147, 148, 149, 150, 151, 152, 153, 154, 155 156
() 40, 41, 42, 43, 44, 45,
46, 47, 48, 49, 50, 51 52.

612

5
() * 157, 158, 159,
160, 161, 162, 163, 164, 165, 166, 167, 168 169
170, 171, 172, 173, 174, 175, 176, 177, 178, 179, 180, 181
182
() 53, 54, 55, 56, 57, 58,
59, 60, 61, 62, 63, 64 65 66, 67,
68,69, 70, 71, 72, 73, 74, 75, 76, 77 78.

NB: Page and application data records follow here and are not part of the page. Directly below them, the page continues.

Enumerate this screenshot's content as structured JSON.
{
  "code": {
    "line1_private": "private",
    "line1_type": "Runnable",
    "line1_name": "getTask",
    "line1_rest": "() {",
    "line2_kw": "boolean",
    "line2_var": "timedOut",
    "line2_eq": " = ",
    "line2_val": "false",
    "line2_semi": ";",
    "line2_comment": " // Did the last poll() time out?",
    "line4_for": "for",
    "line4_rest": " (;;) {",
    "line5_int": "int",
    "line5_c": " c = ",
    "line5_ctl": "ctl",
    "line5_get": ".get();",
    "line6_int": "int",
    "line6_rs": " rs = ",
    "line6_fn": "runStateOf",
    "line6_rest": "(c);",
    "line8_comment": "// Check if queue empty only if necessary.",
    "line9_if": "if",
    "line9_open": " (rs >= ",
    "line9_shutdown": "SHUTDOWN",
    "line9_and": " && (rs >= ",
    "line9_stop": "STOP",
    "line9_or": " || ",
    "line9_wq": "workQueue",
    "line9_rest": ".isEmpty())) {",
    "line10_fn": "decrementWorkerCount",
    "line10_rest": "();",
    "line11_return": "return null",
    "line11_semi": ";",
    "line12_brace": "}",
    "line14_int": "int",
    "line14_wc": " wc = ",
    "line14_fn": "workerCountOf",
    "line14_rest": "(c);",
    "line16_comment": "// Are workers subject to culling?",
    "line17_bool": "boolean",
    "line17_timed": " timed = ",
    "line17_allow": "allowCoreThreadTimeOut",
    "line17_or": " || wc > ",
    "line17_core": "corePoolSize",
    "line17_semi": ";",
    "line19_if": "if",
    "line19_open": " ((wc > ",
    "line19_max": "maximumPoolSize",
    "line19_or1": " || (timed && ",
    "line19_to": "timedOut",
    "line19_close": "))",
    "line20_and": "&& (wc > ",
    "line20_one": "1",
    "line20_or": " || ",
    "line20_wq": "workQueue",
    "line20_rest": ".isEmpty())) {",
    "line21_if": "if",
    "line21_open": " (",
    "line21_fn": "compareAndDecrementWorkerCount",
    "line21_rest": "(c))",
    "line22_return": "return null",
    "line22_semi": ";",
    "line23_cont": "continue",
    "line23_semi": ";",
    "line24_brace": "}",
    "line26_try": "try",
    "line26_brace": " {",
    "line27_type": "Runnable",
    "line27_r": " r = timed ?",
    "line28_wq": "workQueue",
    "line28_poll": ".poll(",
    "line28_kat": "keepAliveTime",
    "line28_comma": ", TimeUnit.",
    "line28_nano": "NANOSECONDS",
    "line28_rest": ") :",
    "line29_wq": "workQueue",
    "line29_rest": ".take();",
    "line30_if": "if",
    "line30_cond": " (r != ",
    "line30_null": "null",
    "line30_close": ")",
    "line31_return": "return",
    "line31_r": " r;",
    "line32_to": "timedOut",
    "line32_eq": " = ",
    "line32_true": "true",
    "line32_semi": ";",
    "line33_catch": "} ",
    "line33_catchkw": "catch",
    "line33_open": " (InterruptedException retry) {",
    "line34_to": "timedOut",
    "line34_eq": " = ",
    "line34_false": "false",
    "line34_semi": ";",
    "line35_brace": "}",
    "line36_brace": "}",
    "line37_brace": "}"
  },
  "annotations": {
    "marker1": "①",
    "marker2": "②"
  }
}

6
() * 183, 184, 185,
186, 187, 188, 189, 190, 191, 192, 193, 194 195
196, 197, 198, 199, 200, 201, 202, 203, 204, 205, 206, 207
208.
() 79, 80, 81, 82, 83, 84,
85, 86, 87, 88, 89, 90 91 92, 93, 94,
95, 96, 97, 98, 99, 100, 101, 102, 103 104.

613

614

615